After making a conscious effort to notice how these foods were making me feel, eventually when I saw a bag of potato chips or vegan cheese crackers at the grocery store, I didn't see it as food anymore. Real food became the colorful fresh items in the produce section, which gave me energy and lifted my mood, not the stuff with ingredient labels that made me feel low and clouded my head.
Don't expect to stop craving junk food overnight, but when you do occasionally have processed junk food just take the time to check in and see how it's affecting you. After making it a habit to pay attention to how each meal affects how you feel, it gets much easier to make the healthy choice.
Our gut bacteria, which communicate directly to our brain, will cause us to crave more of whichever foods we're currently eating, so after a few weeks of consistently eating unprocessed whole plant foods, you'll find yourself craving a nice bean soup instead of something processed. Alternately, if you were eating healthy foods but then decide to have a bag of chips, for the next few days you'll likely spend a lot of time craving more chips and will find it harder to make the healthier choice again. This is why complete abstinence from these factory made food products is the most effective strategy for longterm healthy eating habits.
3. Find healthy whole food alternatives for all of your favorite comfort foods.
Ever since I can remember mac and cheese was my #1 favorite food. Growing up as a vegetarian in a house of meat-eaters meant that I always had to have my own separate meal, so to make things easier I ate a lot of frozen veggie burgers and boxed mac and cheese. I always had some vegetables on the side, but only if they were covered in a cheese sauce. Needless to say, giving up cheese was bound to be a difficult process for me. When I went vegan and learned about what happens to dairy cows and their babies I stopped eating all dairy products including cheese overnight, but my cravings for heavy, creamy foods continued.
At first I curbed my cravings with processed vegan cheeses, then when I got confident enough in the kitchen I started making my own cheese sauces from soaked cashews and almonds. Most of the vegan mac and cheese recipes I found called for a whole cup or more of nuts, and I was finding that while these sauces were so heavy and delicious, I would break out after eating too much of them and they didn't make me feel my best, so I started lowering the amount of nuts in the cheese sauce recipes and I experimented with making my sauce bases from mostly vegetables instead.
I was surprised to find that these vegetable-based homemade sauces were just as good if not better than the ones that contained mainly cashews! I developed cheese sauce recipes made from sweet potatoes, butternut squash, and even cauliflower, all of which taste creamy and delicious with very few nuts or seeds needed. While the processed vegan cheeses will definitely taste more like cow's cheese, these savory creamy sauces made from vegetables are just as satisfying in their own way, and the best part is how great I feel after eating them.
Making the decision to fuel myself with nutrient-dense whole plant foods is the best decision I ever made and sticking to it has been easier than I'd ever imagined it could be.

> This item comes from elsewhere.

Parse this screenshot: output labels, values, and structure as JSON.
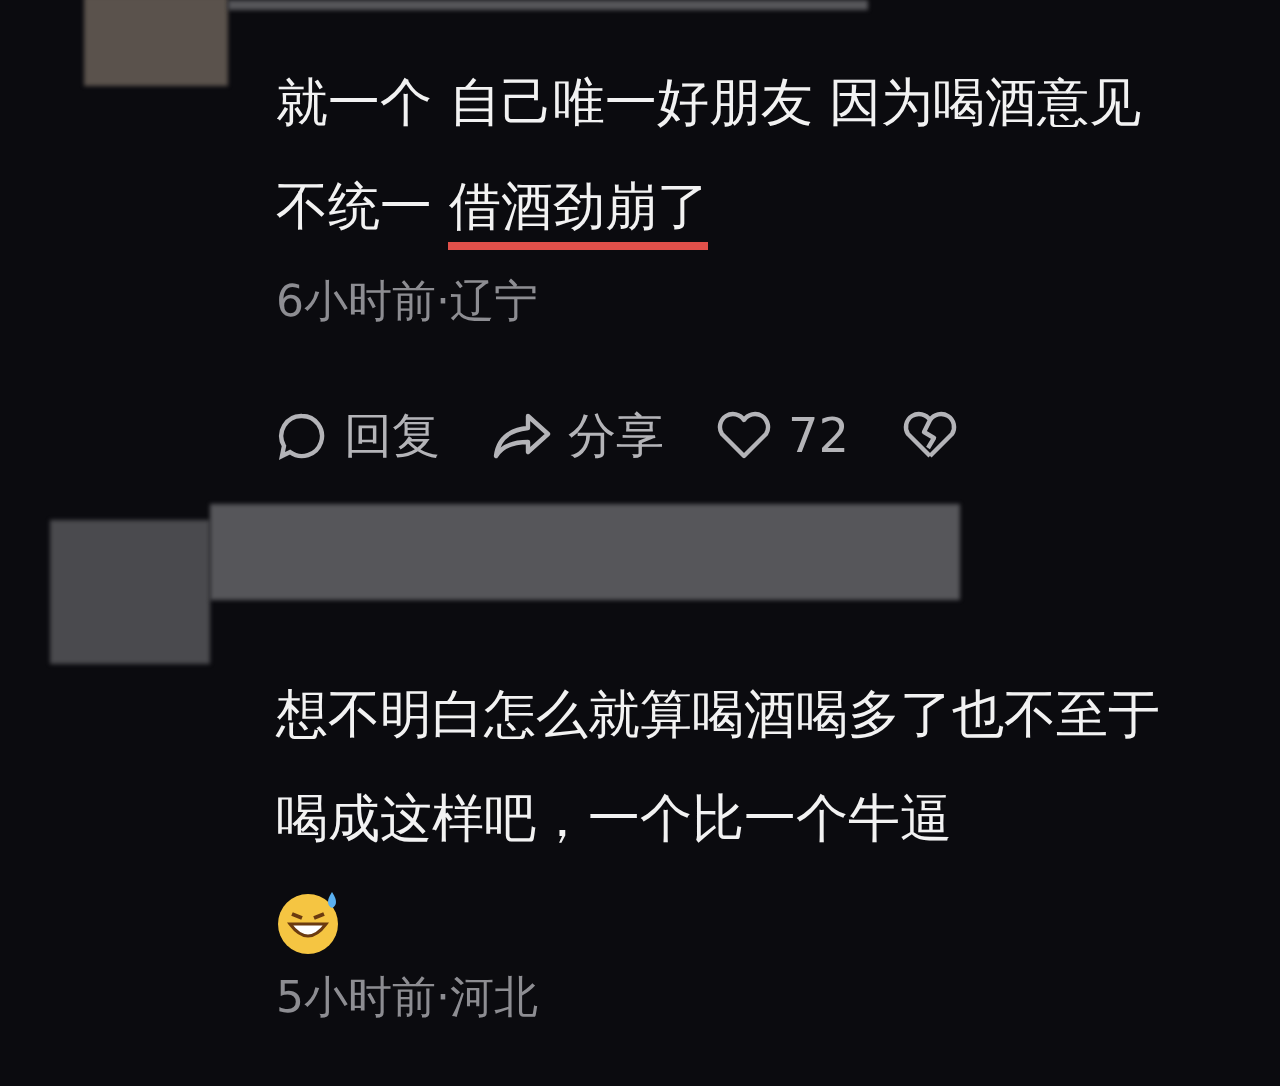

Patience with yourself while learning how to prepare these foods, paying attention to how you feel after eating, and finding healthy alternatives to your favorite recipes will make the process fun and not feel like such a chore. Take things day by day and overtime you'll find that no willpower is required anymore and you'll naturally gravitate towards the foods that your body really needs.

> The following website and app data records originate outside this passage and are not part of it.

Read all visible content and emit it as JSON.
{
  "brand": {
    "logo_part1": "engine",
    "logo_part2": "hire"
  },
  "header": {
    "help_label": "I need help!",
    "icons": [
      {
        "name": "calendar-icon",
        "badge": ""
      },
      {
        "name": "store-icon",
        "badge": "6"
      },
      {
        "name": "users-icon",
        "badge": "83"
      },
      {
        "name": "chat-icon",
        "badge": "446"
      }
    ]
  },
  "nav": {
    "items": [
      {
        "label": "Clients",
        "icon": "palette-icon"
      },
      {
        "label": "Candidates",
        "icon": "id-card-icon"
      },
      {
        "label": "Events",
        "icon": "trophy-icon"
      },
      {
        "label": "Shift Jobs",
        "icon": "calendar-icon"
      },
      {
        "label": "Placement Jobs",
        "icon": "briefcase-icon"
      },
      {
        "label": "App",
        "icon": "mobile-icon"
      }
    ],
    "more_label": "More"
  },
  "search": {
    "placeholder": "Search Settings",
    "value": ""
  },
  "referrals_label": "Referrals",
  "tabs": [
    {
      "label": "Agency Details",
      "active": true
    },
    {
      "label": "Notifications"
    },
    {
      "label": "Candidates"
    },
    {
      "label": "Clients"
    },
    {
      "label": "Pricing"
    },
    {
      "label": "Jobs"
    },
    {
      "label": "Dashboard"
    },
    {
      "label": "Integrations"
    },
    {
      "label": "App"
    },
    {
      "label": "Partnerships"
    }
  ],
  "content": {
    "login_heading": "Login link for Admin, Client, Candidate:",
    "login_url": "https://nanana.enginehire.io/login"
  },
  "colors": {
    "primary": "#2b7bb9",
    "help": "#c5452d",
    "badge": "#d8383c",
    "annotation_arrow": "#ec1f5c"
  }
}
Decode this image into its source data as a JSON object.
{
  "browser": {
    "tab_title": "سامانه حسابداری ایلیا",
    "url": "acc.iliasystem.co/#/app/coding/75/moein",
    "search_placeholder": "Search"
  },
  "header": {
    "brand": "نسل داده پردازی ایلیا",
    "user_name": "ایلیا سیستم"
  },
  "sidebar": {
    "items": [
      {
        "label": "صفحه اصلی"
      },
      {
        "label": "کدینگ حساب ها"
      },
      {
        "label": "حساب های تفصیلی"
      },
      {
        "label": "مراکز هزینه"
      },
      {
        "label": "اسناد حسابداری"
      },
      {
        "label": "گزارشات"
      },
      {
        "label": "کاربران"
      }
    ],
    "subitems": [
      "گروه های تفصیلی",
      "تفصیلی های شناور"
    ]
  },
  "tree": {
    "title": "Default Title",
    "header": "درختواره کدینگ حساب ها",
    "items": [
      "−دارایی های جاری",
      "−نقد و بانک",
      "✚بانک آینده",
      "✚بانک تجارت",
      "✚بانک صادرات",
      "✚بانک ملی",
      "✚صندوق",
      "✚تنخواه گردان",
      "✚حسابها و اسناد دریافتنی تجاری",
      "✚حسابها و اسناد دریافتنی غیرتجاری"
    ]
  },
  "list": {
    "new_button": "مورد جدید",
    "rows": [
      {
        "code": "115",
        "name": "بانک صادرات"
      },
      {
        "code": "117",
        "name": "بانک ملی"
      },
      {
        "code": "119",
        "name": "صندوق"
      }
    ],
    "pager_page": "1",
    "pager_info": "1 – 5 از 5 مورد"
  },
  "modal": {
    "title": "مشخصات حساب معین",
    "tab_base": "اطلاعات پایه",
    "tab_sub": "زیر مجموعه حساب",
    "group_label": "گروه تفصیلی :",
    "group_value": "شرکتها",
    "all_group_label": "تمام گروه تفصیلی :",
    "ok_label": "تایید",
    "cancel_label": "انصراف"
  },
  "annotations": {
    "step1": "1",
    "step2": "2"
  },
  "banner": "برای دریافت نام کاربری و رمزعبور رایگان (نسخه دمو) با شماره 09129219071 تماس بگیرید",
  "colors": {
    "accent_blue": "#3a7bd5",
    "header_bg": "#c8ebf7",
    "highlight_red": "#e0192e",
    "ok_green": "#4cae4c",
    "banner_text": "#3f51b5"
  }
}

I hope you found these tips helpful and I'll be back with more healthy recipes and tips very soon! ❁